“Yeah, [I] did a lot of movement,” White said Friday at Halas Hall. “[It was] left side and in the slot on the right side, slot in the left. So, [it was] a lot different than college.
“[I’m] just trying to get adjusted. First day, so it wasn’t as good as I wanted it to be. But I’m learning the system and trying to get better each and every day.”
Bears offensive coordinator Adam Gase is very confident that White, who played primarily on the right side at West Virginia, will do just that.
White won over Gase during his pre-draft visit, when he was able to quickly understand and relay concepts they were teaching him.
“I don’t think intelligence-wise we have any concerns with him,” Gase said.
White’s limited route-running in college also doesn’t worry Gase, who was a receivers coach for the Denver Broncos before becoming a coordinator.
“We look for specific routes,” Gase said. “When we see one or two things, we know they can do the entire [route-running] tree. So his speed, his body control, the way that he bursts off the ball, all those things we really liked.”
White is undoubtedly the main attraction at the Bears’ rookie camp, which saw defensive tackle Eddie Goldman and offensive tackle Tayo Fabuluje leave early for unspecified reasons on Friday.
“There’s a lot of information to take for Day 1,” White said. “Everything gets thrown at you at one time. So you’ve got to kind of relax and try to take it all in and just learn.”
To do that, White said he studies for hours at the rookies’ hotel.
“[Gase is] a big guy on terminology and just knowing the system,” White said.
Should he need extra help, White said he can text or call quarterback Jay Cutler at any time. White’s plan, of course, is to win over Gase and Cutler.
“[It’s] just try to get on the same page, catch every ball, do my job,” White said of his upcoming work with Cutler. “If he’s in trouble, he can come to me. If he has trust in me, it’s a lot better for me. I get more chances. If a quarterback doesn’t trust you, he isn’t going to go to you very often.”
Right now, everything is a learning experience, including where he lines up.

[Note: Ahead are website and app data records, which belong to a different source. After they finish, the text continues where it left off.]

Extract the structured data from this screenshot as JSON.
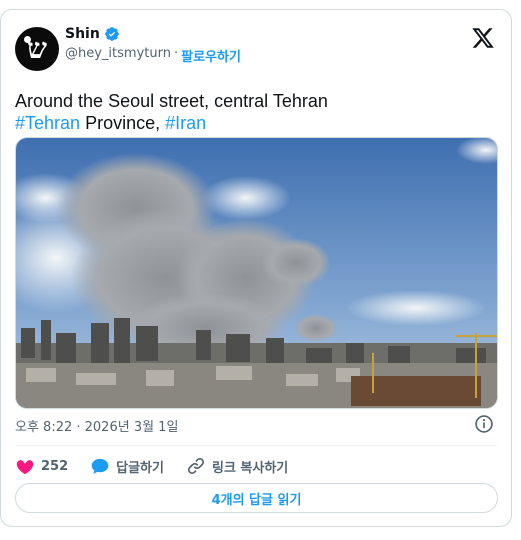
{
  "author": {
    "display_name": "Shin",
    "handle": "@hey_itsmyturn",
    "separator": "·",
    "follow_label": "팔로우하기",
    "avatar_glyph": "ש",
    "verified_color": "#1d9bf0"
  },
  "tweet": {
    "line1": "Around the  Seoul street, central Tehran",
    "hashtag1": "#Tehran",
    "middle_text": " Province, ",
    "hashtag2": "#Iran",
    "timestamp": "오후 8:22 · 2026년 3월 1일"
  },
  "actions": {
    "like_count": "252",
    "reply_label": "답글하기",
    "copy_link_label": "링크 복사하기"
  },
  "read_replies_label": "4개의 답글 읽기",
  "colors": {
    "accent": "#1d9bf0",
    "like": "#f91880",
    "muted": "#536471",
    "border": "#cfd9de"
  },
  "icons": [
    "verified-badge-icon",
    "x-logo-icon",
    "info-icon",
    "heart-icon",
    "reply-bubble-icon",
    "link-icon"
  ]
}
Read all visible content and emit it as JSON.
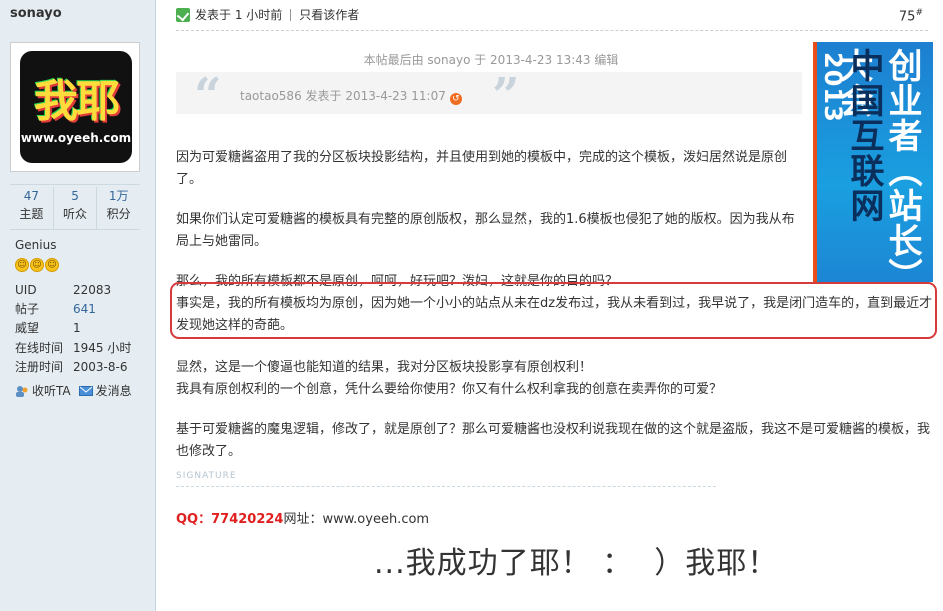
{
  "sidebar": {
    "username": "sonayo",
    "avatar_title": "我耶",
    "avatar_url": "www.oyeeh.com",
    "stats": [
      {
        "value": "47",
        "label": "主题"
      },
      {
        "value": "5",
        "label": "听众"
      },
      {
        "value": "1万",
        "label": "积分"
      }
    ],
    "rank": "Genius",
    "info": [
      {
        "key": "UID",
        "value": "22083"
      },
      {
        "key": "帖子",
        "value": "641"
      },
      {
        "key": "威望",
        "value": "1"
      },
      {
        "key": "在线时间",
        "value": "1945 小时"
      },
      {
        "key": "注册时间",
        "value": "2003-8-6"
      }
    ],
    "follow_label": "收听TA",
    "message_label": "发消息"
  },
  "post": {
    "posted_time": "发表于 1 小时前",
    "author_only": "只看该作者",
    "floor": "75",
    "floor_mark": "#",
    "edited_note": "本帖最后由 sonayo 于 2013-4-23 13:43 编辑",
    "quote": "taotao586 发表于 2013-4-23 11:07",
    "paragraphs": {
      "p1": "因为可爱糖酱盗用了我的分区板块投影结构，并且使用到她的模板中，完成的这个模板，泼妇居然说是原创了。",
      "p2": "如果你们认定可爱糖酱的模板具有完整的原创版权，那么显然，我的1.6模板也侵犯了她的版权。因为我从布局上与她雷同。",
      "p3": "那么，我的所有模板都不是原创，呵呵，好玩吧？泼妇，这就是你的目的吗？",
      "p4": "事实是，我的所有模板均为原创，因为她一个小小的站点从未在dz发布过，我从未看到过，我早说了，我是闭门造车的，直到最近才发现她这样的奇葩。",
      "p5a": "显然，这是一个傻逼也能知道的结果，我对分区板块投影享有原创权利！",
      "p5b": "我具有原创权利的一个创意，凭什么要给你使用？你又有什么权利拿我的创意在卖弄你的可爱？",
      "p6": "基于可爱糖酱的魔鬼逻辑，修改了，就是原创了？那么可爱糖酱也没权利说我现在做的这个就是盗版，我这不是可爱糖酱的模板，我也修改了。"
    },
    "signature_label": "SIGNATURE",
    "sig_qq_label": "QQ：77420224",
    "sig_site": "网址：www.oyeeh.com",
    "sig_motto": "...我成功了耶！ ：  ）我耶！"
  },
  "ad": {
    "line1": "创业者（站长）大会",
    "line2": "中国互联网",
    "line3": "2013"
  },
  "colors": {
    "sidebar_bg": "#e5edf2",
    "link": "#336699",
    "highlight_border": "#d63a3a",
    "qq_red": "#e02020",
    "ad_blue": "#1a9fe0"
  }
}
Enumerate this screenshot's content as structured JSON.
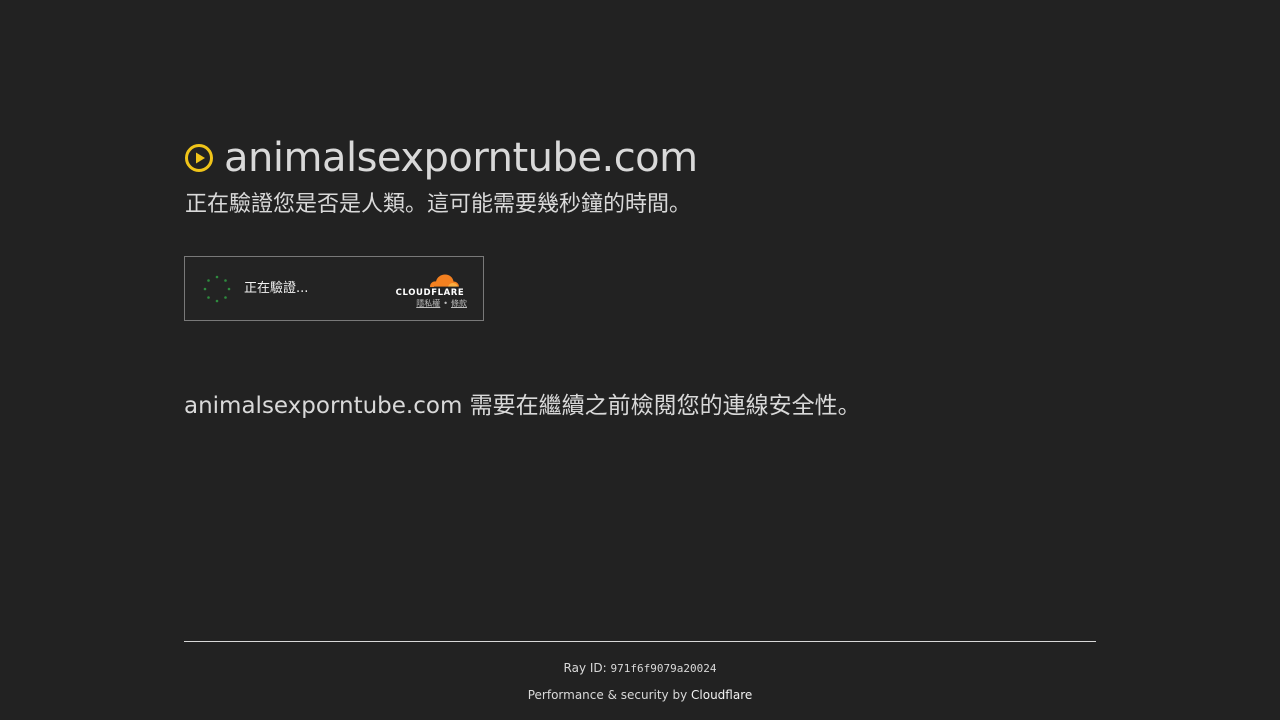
{
  "header": {
    "site_name": "animalsexporntube.com",
    "icon": "play-circle-icon",
    "icon_color": "#f0c419"
  },
  "subtitle": "正在驗證您是否是人類。這可能需要幾秒鐘的時間。",
  "widget": {
    "status_label": "正在驗證...",
    "spinner_icon": "loading-spinner-icon",
    "spinner_color": "#2e8b3e",
    "brand_logo": "cloudflare-logo",
    "brand_text": "CLOUDFLARE",
    "brand_color": "#f38020",
    "privacy_link": "隱私權",
    "separator": "•",
    "terms_link": "條款"
  },
  "message": {
    "site_name": "animalsexporntube.com",
    "text": " 需要在繼續之前檢閱您的連線安全性。"
  },
  "footer": {
    "ray_label": "Ray ID: ",
    "ray_id": "971f6f9079a20024",
    "perf_text": "Performance & security by ",
    "brand_link": "Cloudflare"
  }
}
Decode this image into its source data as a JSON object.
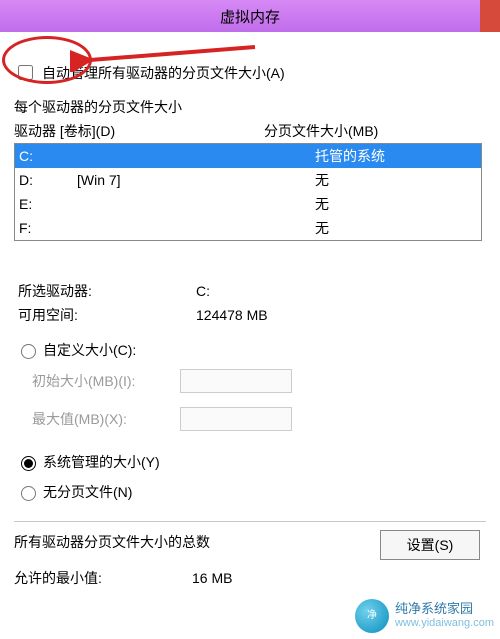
{
  "window": {
    "title": "虚拟内存"
  },
  "auto_manage": {
    "checked": false,
    "label": "自动管理所有驱动器的分页文件大小(A)"
  },
  "per_drive_header": "每个驱动器的分页文件大小",
  "columns": {
    "drive": "驱动器 [卷标](D)",
    "size": "分页文件大小(MB)"
  },
  "drives": [
    {
      "letter": "C:",
      "label": "",
      "size": "托管的系统",
      "selected": true
    },
    {
      "letter": "D:",
      "label": "[Win 7]",
      "size": "无",
      "selected": false
    },
    {
      "letter": "E:",
      "label": "",
      "size": "无",
      "selected": false
    },
    {
      "letter": "F:",
      "label": "",
      "size": "无",
      "selected": false
    }
  ],
  "selected_info": {
    "drive_key": "所选驱动器:",
    "drive_val": "C:",
    "free_key": "可用空间:",
    "free_val": "124478 MB"
  },
  "radios": {
    "custom": "自定义大小(C):",
    "system": "系统管理的大小(Y)",
    "none": "无分页文件(N)",
    "selected": "system"
  },
  "custom_fields": {
    "initial_label": "初始大小(MB)(I):",
    "initial_value": "",
    "max_label": "最大值(MB)(X):",
    "max_value": ""
  },
  "set_button": "设置(S)",
  "total_header": "所有驱动器分页文件大小的总数",
  "totals": {
    "min_key": "允许的最小值:",
    "min_val": "16 MB"
  },
  "watermark": {
    "name": "纯净系统家园",
    "url": "www.yidaiwang.com"
  }
}
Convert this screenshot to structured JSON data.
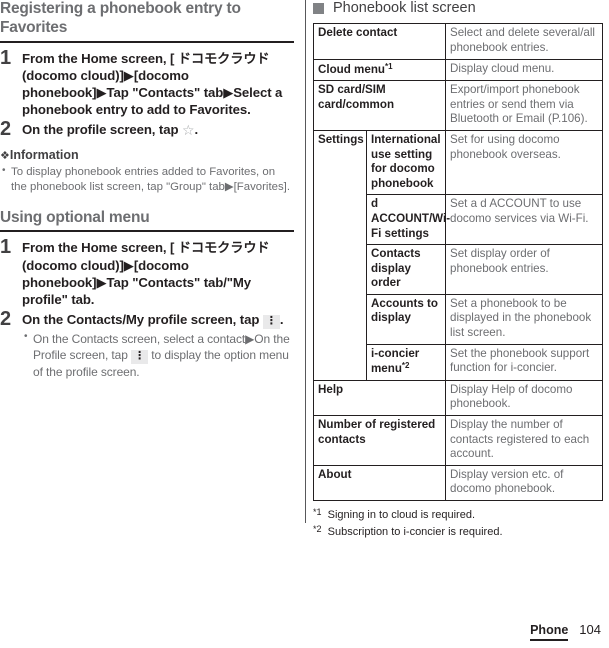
{
  "left": {
    "section1": {
      "heading": "Registering a phonebook entry to Favorites",
      "steps": [
        {
          "num": "1",
          "text": "From the Home screen, [ ドコモクラウド (docomo cloud)]▶[docomo phonebook]▶Tap \"Contacts\" tab▶Select a phonebook entry to add to Favorites."
        },
        {
          "num": "2",
          "text_before": "On the profile screen, tap",
          "icon": "star-outline-icon",
          "icon_glyph": "☆",
          "text_after": "."
        }
      ],
      "info_heading": "Information",
      "info_bullet": "❖",
      "info_items": [
        "To display phonebook entries added to Favorites, on the phonebook list screen, tap \"Group\" tab▶[Favorites]."
      ]
    },
    "section2": {
      "heading": "Using optional menu",
      "steps": [
        {
          "num": "1",
          "text": "From the Home screen, [ ドコモクラウド (docomo cloud)]▶[docomo phonebook]▶Tap \"Contacts\" tab/\"My profile\" tab."
        },
        {
          "num": "2",
          "text_before": "On the Contacts/My profile screen, tap",
          "icon": "kebab-menu-icon",
          "icon_glyph": "⋮",
          "text_after": "."
        }
      ],
      "substeps": [
        {
          "part1": "On the Contacts screen, select a contact▶On the Profile screen, tap",
          "icon": "kebab-menu-icon",
          "icon_glyph": "⋮",
          "part2": "to display the option menu of the profile screen."
        }
      ]
    }
  },
  "right": {
    "heading": "Phonebook list screen",
    "heading_icon": "filled-square-icon",
    "rows": [
      {
        "key": "Delete contact",
        "sup": "",
        "sub": "",
        "sub_sup": "",
        "value": "Select and delete several/all phonebook entries."
      },
      {
        "key": "Cloud menu",
        "sup": "*1",
        "sub": "",
        "sub_sup": "",
        "value": "Display cloud menu."
      },
      {
        "key": "SD card/SIM card/common",
        "sup": "",
        "sub": "",
        "sub_sup": "",
        "value": "Export/import phonebook entries or send them via Bluetooth or Email (P.106)."
      },
      {
        "key": "Settings",
        "sup": "",
        "sub": "International use setting for docomo phonebook",
        "sub_sup": "",
        "value": "Set for using docomo phonebook overseas.",
        "rowspan": 5
      },
      {
        "key": "",
        "sup": "",
        "sub": "d ACCOUNT/Wi-Fi settings",
        "sub_sup": "",
        "value": "Set a d ACCOUNT to use docomo services via Wi-Fi."
      },
      {
        "key": "",
        "sup": "",
        "sub": "Contacts display order",
        "sub_sup": "",
        "value": "Set display order of phonebook entries."
      },
      {
        "key": "",
        "sup": "",
        "sub": "Accounts to display",
        "sub_sup": "",
        "value": "Set a phonebook to be displayed in the phonebook list screen."
      },
      {
        "key": "",
        "sup": "",
        "sub": "i-concier menu",
        "sub_sup": "*2",
        "value": "Set the phonebook support function for i-concier."
      },
      {
        "key": "Help",
        "sup": "",
        "sub": "",
        "sub_sup": "",
        "value": "Display Help of docomo phonebook."
      },
      {
        "key": "Number of registered contacts",
        "sup": "",
        "sub": "",
        "sub_sup": "",
        "value": "Display the number of contacts registered to each account."
      },
      {
        "key": "About",
        "sup": "",
        "sub": "",
        "sub_sup": "",
        "value": "Display version etc. of docomo phonebook."
      }
    ],
    "footnotes": [
      {
        "mark": "*1",
        "text": "Signing in to cloud is required."
      },
      {
        "mark": "*2",
        "text": "Subscription to i-concier is required."
      }
    ]
  },
  "footer": {
    "chapter": "Phone",
    "page": "104"
  }
}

“I know there’s a lot expected of me,” White said. “I just stay away from it, though. [It’s] fight the next fight, play the next play.”